Newlands House Gallery will celebrate the renowned German-British artist Frank Auerbach with an exhibition of works spanning over 60 years of his prolific career
Opening 2nd April, Newlands House Gallery presents ‘Frank Auerbach: Unseen’ that will explore the evolution of the contemporary painter’s practice with a collection of over 65 works, including nine paintings, etchings, drawings and Drypoint prints. Presented within Newlands House Gallery’s Georgian building in the historic town of Petworth, on display will be works spanning from the 1950s to present day that portray Auerbach as a tireless creator, while reflecting on the influences and relationships that have informed his striking style.
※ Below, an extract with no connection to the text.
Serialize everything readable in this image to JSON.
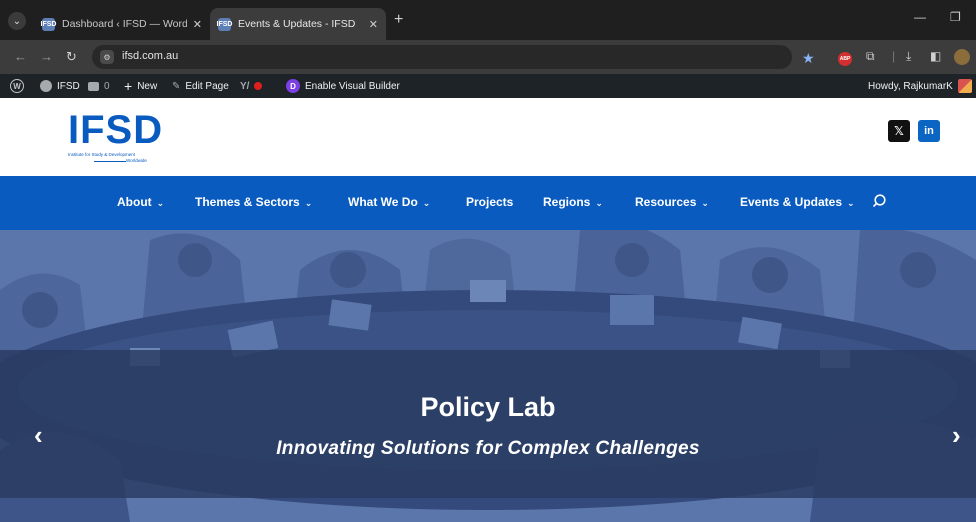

A collection of works by the artist, on loan from the Tate, will also be displayed together for the first time in 30 years.
Frank Auerbach (b.1931) is renowned for his resonant figurative works that are defined by rich texture and depth. Auerbach’s works are created by a relentless process of painting a canvas before scraping away to start again, which is a technique that he undertakes multiple times to complete works in one sitting. Frank Auerbach: Unseen will unravel the development of this unique practice with a large collection of works presented chronologically, including loans from the National Gallery, Tate, and Fitzwilliam Museum.
The exhibition will offer an intimate insight into Auerbach’s career and begins with the artist’s portraits of close friends including Lucian Freud, Leon Kossoff and a large oil painting of Estelle Stella Olive West (E.O.W) – a frequent female model for the artist. Early etchings dating to the 1950s drawn by Auerbach at art school, will stand alongside later works by a matured Auerbach in the 1980s. These capture the intense experience of sitting for an artist with an indefatigable practice like Auerbach’s. Etchings of his wife, Julia, depict her reclining form, while the thickly layered paint on Head of E.O.W I (1960), is indicative of the length of time Auerbach spent overpainting this work.
The influence of Auerbach’s important relationships with the Old Masters that preceded him and a discreet collector, David Wilke, will also be examined. Wilke’s collection of commissioned paintings will be on display together for the first time in 30 years since bequeathed to the Tate in 1993. This includes Auerbach’s renowned oil paintings of Bacchus and Ariadne (1971), based on Titian’s classical work, and Rimbaud (1975-6) that depicts the 19th century French poet in the Cornaro Chapel, Rome. This work is the result of the pair’s playful relationship upheld between the art-admirer and artist. Auerbach denied Wilke’s initial request to paint Bernini’s ‘Ecstasy of St Teresa’ in the Roman chapel yet responded by transplanting Rimbaud into the setting for this later commission.
Image: ‘Head of E.O.W I’. Frank Auerbach. 1960. © The Artist. Courtesy of Marlborough Gallery, London. Image courtesy of Tate Images.Book Now